- This calculation is based on a regular credit union savings account interest rate and there are other high-interest savings accounts with higher APYs.
- There are savings accounts for which interest rates increase with the balance (but I only used the original .80% rate throughout because it would’ve taken me a really long time to figure it with changing rates and balances.)
- In this calculation, the interest is compounded monthly, but there are accounts that compound interest daily (such as my credit union).
So, in actuality the total savings and interest would be higher than below, but I think these figures would sufficiently illustrate my point.
|Years||Savings Value||Interest Earned|

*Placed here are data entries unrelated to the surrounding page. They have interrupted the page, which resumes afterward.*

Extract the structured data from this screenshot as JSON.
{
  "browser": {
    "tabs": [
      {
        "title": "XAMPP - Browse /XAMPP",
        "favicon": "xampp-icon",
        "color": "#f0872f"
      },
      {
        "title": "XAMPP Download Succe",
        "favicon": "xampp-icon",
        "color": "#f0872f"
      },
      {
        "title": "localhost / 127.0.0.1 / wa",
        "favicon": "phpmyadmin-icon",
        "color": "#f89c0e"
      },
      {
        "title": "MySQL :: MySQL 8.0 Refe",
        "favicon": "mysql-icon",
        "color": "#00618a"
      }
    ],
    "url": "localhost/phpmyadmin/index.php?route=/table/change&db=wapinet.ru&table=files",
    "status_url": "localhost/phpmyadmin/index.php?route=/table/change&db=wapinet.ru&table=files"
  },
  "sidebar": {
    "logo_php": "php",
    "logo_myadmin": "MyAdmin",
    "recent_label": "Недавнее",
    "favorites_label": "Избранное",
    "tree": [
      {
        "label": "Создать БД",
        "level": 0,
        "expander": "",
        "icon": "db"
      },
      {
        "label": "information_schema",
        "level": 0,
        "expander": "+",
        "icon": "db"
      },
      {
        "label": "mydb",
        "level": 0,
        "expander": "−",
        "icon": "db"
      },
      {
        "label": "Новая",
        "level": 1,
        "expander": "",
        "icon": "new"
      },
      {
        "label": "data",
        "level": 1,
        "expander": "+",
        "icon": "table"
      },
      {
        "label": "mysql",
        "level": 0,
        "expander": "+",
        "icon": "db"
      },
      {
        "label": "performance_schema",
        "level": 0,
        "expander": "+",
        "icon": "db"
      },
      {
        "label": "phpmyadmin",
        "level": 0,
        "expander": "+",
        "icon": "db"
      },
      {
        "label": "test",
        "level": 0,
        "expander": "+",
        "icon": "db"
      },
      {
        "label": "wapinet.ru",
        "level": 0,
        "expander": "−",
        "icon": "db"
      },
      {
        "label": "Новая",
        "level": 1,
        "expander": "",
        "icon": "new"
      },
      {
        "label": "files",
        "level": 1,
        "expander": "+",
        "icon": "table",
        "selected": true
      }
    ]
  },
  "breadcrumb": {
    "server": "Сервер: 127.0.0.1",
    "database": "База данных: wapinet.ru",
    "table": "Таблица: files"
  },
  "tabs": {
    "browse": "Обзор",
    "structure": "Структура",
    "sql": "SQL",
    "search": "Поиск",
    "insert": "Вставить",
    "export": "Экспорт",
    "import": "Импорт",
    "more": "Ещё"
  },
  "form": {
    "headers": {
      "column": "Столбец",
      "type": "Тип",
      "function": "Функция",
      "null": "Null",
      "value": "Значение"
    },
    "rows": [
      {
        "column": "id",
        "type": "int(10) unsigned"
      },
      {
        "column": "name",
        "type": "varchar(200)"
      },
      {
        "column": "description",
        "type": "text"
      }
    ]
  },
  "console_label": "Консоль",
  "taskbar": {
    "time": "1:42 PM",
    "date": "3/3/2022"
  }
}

Not bad for $3.00 a day, eh? And this was with a flat interest rate of .80% for the entire term. Put (or leave) those $3.00 a day in a high-yield savings account and it could become a down payment on a house, a car, or a backup nest egg in addition to your retirement account. After all, you may be fortunate enough to live another 30-40 years after retirement, and it wouldn’t do to run out of money when you’re 95.
I’m not saying that you should completely deprive of all pleasures in life. An occasional treat is fine and can contribute to the non-monetary aspect of the value of life. But just remember the next time you’re about to throw money away on a transient purchase (a item of no lasting value), the more you save, the more you’ll have — the original saved amount plus the interest.
Feel free to try the savings calculator below to find out how much you are saving by not eating out, getting rid of cable, staying in a few nights a month instead of going out, etc. Remember, this calculator only uses a flat interest rate, so your savings in real life may be more if you put your funds in a high-yield savings account.
Have fun! (At least I always do when I’m counting how much money I’m saving.)